> [Task statement]: When you spot the word "preview" in a line of the data below, copy that line.

+ + +

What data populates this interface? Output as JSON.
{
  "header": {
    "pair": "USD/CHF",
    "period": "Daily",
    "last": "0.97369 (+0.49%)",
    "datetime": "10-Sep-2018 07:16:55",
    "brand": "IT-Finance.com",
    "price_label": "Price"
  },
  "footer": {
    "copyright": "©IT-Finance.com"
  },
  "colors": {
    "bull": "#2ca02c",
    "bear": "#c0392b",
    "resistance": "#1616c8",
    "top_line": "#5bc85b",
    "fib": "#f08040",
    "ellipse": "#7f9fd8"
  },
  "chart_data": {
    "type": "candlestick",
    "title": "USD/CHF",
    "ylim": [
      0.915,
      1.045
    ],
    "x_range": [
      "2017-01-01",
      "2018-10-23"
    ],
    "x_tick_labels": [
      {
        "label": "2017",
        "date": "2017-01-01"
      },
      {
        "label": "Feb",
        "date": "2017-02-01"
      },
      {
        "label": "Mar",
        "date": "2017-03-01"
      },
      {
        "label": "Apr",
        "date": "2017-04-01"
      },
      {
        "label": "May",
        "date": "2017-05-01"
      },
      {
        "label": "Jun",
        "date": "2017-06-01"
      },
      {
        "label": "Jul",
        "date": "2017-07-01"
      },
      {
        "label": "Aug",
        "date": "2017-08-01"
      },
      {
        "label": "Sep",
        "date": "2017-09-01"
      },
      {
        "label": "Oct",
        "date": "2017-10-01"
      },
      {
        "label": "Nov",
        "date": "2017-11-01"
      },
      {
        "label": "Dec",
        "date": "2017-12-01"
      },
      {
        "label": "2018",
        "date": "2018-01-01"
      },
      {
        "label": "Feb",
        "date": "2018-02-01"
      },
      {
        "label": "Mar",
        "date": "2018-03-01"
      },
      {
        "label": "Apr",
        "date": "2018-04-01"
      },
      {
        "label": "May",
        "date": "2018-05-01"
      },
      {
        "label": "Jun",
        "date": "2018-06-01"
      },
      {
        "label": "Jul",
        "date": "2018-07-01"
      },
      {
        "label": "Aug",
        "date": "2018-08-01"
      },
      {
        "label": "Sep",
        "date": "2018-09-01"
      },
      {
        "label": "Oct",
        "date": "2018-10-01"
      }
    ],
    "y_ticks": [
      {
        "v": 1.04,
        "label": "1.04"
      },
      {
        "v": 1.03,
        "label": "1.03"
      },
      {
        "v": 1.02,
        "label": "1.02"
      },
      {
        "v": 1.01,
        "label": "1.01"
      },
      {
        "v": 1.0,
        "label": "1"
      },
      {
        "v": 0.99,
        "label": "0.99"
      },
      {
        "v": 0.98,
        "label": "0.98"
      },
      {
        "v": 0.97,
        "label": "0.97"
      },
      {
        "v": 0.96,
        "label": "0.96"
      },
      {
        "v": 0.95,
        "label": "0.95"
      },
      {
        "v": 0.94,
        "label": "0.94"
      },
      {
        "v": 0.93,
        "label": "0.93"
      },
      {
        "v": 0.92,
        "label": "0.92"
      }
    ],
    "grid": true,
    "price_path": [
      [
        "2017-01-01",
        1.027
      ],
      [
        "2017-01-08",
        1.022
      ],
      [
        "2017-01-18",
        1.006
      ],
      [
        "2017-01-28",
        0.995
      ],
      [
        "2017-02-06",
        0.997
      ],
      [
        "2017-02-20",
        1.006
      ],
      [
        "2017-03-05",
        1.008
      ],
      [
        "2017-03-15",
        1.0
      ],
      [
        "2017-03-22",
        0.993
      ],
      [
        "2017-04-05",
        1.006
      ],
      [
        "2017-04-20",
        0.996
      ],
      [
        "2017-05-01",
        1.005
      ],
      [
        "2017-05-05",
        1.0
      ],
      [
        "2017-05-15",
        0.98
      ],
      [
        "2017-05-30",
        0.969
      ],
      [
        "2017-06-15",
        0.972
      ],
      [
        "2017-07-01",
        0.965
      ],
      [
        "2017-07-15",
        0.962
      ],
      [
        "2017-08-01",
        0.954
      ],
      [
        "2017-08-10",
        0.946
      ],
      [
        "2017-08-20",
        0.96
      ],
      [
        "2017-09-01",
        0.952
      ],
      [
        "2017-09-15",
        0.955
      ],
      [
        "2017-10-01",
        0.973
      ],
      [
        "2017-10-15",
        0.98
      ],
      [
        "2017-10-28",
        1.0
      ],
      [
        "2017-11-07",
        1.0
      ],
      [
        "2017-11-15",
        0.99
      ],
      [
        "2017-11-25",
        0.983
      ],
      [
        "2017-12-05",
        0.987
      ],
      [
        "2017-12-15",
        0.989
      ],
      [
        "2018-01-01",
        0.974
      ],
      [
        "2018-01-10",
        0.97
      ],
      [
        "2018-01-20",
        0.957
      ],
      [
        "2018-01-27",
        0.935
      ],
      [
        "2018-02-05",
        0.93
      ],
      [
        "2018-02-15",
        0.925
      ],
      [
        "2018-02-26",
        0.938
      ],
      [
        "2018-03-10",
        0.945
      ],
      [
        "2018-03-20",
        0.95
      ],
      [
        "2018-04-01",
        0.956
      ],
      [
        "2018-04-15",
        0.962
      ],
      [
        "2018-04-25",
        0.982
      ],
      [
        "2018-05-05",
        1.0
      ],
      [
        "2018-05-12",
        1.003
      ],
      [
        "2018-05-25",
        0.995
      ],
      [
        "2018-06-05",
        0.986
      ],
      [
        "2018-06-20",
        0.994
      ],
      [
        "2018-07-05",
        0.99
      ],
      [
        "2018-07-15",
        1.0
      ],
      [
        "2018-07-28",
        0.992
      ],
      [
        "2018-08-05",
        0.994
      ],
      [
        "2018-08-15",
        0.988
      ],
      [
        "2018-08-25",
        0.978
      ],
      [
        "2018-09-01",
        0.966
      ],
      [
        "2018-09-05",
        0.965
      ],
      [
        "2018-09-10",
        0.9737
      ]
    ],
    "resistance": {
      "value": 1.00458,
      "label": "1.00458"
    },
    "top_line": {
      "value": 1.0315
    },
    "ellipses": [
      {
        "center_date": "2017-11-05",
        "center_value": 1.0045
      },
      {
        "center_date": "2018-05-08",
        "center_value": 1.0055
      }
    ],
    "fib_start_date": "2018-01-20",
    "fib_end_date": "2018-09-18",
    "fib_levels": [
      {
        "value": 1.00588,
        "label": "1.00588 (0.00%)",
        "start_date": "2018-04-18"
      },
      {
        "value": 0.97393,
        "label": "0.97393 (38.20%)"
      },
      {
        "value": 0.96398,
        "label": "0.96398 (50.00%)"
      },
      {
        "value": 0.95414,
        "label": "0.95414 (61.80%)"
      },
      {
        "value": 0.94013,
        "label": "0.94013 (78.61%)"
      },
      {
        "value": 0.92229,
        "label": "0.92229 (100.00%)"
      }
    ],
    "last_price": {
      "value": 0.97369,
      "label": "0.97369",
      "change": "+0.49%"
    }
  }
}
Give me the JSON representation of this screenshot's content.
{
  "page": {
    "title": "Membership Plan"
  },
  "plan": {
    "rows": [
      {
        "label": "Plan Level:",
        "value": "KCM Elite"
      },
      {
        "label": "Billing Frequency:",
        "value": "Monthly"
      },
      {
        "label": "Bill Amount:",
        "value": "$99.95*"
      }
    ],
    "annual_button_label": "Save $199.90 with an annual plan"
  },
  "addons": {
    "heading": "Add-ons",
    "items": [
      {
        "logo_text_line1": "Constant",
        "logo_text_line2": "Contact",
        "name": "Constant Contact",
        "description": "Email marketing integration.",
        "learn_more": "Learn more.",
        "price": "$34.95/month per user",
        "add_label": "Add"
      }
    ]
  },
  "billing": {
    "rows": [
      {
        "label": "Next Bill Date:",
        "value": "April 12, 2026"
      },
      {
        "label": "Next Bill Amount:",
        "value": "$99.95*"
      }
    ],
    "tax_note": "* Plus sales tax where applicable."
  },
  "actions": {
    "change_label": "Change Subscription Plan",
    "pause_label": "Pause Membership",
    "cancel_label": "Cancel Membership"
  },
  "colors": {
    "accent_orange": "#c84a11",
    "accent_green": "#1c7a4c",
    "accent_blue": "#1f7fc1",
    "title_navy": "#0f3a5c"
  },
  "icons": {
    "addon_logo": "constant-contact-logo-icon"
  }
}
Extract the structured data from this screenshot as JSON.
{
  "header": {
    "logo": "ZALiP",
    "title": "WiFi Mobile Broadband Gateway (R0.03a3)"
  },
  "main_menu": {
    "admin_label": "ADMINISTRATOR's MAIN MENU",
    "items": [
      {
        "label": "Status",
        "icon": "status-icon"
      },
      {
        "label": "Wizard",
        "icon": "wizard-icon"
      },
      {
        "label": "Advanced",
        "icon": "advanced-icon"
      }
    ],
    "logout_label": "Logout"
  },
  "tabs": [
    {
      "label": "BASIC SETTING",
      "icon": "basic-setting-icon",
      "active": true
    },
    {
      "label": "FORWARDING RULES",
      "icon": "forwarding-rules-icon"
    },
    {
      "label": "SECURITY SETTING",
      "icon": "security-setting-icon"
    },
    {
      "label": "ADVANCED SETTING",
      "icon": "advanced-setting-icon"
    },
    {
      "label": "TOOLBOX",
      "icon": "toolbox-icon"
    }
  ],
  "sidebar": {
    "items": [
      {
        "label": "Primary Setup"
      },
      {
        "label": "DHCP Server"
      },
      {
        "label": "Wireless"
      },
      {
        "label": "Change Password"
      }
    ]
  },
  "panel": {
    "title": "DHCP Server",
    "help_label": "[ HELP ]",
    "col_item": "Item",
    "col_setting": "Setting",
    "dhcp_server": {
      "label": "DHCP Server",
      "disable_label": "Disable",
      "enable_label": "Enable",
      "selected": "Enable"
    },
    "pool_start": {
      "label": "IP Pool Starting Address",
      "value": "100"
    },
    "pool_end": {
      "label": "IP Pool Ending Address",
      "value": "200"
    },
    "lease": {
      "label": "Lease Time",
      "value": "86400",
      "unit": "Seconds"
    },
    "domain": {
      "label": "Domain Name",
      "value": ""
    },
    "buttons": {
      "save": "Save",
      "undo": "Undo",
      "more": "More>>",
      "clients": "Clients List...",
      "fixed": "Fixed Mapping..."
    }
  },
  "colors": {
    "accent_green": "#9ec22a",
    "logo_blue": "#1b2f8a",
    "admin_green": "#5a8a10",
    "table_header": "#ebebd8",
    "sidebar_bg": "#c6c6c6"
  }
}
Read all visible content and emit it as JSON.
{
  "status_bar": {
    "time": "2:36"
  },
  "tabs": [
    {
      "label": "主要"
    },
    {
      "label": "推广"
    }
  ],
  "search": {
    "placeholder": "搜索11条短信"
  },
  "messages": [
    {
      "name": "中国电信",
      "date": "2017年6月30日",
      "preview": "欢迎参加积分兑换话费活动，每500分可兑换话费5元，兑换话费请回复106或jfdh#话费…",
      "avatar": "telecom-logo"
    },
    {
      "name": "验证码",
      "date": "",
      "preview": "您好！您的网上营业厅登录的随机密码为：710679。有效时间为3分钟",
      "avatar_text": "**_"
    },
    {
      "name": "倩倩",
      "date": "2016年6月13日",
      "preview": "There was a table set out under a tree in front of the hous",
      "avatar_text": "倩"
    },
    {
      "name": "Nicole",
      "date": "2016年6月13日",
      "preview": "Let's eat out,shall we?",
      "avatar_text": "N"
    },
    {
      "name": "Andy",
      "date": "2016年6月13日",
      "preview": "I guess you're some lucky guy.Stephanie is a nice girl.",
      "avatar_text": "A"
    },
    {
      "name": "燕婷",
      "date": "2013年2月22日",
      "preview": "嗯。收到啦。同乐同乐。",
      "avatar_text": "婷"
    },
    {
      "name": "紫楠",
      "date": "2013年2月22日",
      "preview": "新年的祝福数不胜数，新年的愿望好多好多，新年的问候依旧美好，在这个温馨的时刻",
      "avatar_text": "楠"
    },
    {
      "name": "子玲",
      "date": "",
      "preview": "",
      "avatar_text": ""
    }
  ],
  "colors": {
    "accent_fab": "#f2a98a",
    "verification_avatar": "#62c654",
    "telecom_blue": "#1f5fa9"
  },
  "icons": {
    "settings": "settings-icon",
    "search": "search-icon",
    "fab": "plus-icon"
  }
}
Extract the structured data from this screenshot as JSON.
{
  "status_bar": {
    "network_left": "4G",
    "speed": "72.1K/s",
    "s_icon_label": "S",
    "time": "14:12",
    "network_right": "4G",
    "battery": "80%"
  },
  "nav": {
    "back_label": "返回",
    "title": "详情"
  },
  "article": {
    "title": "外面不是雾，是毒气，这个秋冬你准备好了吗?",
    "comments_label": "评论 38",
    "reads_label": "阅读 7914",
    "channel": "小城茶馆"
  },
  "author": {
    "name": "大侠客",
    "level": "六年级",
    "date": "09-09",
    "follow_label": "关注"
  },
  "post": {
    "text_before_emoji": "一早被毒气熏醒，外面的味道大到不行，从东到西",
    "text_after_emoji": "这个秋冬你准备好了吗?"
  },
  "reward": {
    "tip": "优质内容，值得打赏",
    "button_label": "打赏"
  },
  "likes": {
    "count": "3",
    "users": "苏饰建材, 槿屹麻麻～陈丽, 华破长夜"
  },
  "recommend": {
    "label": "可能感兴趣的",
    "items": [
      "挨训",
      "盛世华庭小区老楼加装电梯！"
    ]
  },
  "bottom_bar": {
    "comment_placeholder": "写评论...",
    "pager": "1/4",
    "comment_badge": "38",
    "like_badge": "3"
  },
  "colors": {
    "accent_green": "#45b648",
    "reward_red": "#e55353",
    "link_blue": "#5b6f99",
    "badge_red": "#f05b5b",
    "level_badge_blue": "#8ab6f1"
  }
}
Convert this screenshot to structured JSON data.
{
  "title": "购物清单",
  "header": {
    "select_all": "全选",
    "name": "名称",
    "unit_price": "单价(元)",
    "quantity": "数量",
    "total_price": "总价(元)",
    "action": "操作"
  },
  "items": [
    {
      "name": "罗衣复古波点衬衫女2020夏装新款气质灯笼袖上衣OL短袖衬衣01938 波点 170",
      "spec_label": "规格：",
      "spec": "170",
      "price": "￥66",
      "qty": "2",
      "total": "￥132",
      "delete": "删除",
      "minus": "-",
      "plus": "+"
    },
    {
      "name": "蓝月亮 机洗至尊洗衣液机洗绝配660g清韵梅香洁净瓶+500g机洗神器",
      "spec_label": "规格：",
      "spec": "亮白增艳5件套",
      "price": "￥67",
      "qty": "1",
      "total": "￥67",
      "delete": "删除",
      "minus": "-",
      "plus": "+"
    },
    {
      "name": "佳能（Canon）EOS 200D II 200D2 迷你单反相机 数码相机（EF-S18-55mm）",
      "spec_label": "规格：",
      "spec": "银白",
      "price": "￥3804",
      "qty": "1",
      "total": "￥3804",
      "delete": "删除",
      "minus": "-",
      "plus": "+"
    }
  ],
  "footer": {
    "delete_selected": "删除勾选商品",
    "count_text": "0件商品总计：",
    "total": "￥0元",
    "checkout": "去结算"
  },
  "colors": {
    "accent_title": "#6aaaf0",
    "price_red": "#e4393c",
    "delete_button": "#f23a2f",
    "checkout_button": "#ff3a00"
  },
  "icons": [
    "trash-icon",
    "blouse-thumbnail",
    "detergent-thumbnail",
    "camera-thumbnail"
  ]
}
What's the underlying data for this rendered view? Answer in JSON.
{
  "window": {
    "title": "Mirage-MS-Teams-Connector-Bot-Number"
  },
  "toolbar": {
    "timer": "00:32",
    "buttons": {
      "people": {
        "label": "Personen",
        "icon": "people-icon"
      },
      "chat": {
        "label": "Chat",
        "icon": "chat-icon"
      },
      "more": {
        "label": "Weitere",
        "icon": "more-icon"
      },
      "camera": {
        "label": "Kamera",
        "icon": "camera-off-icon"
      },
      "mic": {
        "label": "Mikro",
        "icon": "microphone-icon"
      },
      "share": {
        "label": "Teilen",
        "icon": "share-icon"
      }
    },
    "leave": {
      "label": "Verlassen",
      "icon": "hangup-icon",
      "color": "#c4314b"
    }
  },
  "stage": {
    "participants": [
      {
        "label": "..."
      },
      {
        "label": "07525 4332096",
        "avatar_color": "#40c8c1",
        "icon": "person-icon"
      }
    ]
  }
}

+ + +

> [Solution]:
      "preview": "欢迎参加积分兑换话费活动，每500分可兑换话费5元，兑换话费请回复106或jfdh#话费…",
      "preview": "您好！您的网上营业厅登录的随机密码为：710679。有效时间为3分钟",
      "preview": "There was a table set out under a tree in front of the hous",
      "preview": "Let's eat out,shall we?",
      "preview": "I guess you're some lucky guy.Stephanie is a nice girl.",
      "preview": "嗯。收到啦。同乐同乐。",
      "preview": "新年的祝福数不胜数，新年的愿望好多好多，新年的问候依旧美好，在这个温馨的时刻",
      "preview": "",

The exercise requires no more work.